The World Meteorological Organization (WMO) has not yet certified that this week's temperatures are all-time weather records for Antarctica, though the Argentinian weather service has verified that the temperatures measured at Esperanza Base and Marambio Base were the highest ever measured at each site.
The Antarctic Peninsula is one of the fastest warming spots on Earth.

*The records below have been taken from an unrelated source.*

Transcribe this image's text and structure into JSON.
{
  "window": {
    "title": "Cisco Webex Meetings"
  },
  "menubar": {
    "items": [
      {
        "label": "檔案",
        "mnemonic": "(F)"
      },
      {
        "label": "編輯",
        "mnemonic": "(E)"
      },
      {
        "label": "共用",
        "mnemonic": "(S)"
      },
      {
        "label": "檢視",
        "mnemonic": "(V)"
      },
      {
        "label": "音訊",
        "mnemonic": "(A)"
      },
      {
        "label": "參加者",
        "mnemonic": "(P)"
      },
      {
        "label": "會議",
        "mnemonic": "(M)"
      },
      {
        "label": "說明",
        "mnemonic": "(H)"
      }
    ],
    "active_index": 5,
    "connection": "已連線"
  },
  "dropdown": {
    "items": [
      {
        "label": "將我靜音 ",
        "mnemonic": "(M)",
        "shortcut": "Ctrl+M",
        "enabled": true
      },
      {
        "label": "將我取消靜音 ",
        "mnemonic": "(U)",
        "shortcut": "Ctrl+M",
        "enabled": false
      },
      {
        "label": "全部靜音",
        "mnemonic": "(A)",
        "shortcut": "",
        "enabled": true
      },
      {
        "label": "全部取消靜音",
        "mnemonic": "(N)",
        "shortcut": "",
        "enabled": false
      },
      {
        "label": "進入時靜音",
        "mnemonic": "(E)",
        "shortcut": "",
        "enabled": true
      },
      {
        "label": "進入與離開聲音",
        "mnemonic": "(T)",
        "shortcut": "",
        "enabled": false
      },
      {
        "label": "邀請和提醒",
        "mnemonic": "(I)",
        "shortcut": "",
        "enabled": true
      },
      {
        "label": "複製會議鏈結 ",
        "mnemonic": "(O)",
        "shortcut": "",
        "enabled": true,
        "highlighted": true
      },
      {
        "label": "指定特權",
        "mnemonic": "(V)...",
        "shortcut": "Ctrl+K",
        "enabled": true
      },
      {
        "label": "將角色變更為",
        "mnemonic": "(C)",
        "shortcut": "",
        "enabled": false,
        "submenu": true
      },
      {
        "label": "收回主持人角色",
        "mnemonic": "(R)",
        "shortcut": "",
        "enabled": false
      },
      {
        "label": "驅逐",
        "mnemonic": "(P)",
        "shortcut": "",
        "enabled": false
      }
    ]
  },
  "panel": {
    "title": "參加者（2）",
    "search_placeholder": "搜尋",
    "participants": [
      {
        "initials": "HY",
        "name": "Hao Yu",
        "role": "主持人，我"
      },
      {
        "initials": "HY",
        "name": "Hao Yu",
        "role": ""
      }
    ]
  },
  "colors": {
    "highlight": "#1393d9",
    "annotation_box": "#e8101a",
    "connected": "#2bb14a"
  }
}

A 2012 Climate Central post by Michael Lemonick on climatecentra.org documented how while the Earth as a whole warmed up by 1.3°F between 1900 and 2011, the Antarctic Peninsula warmed by 5°, forcing massive ice shelves to disintegrate and penguin colonies to collapse.
A 2012 study published in the journal Nature found that the recent warming is faster than 99.7% of any other given 100-year period in the last 2000 years.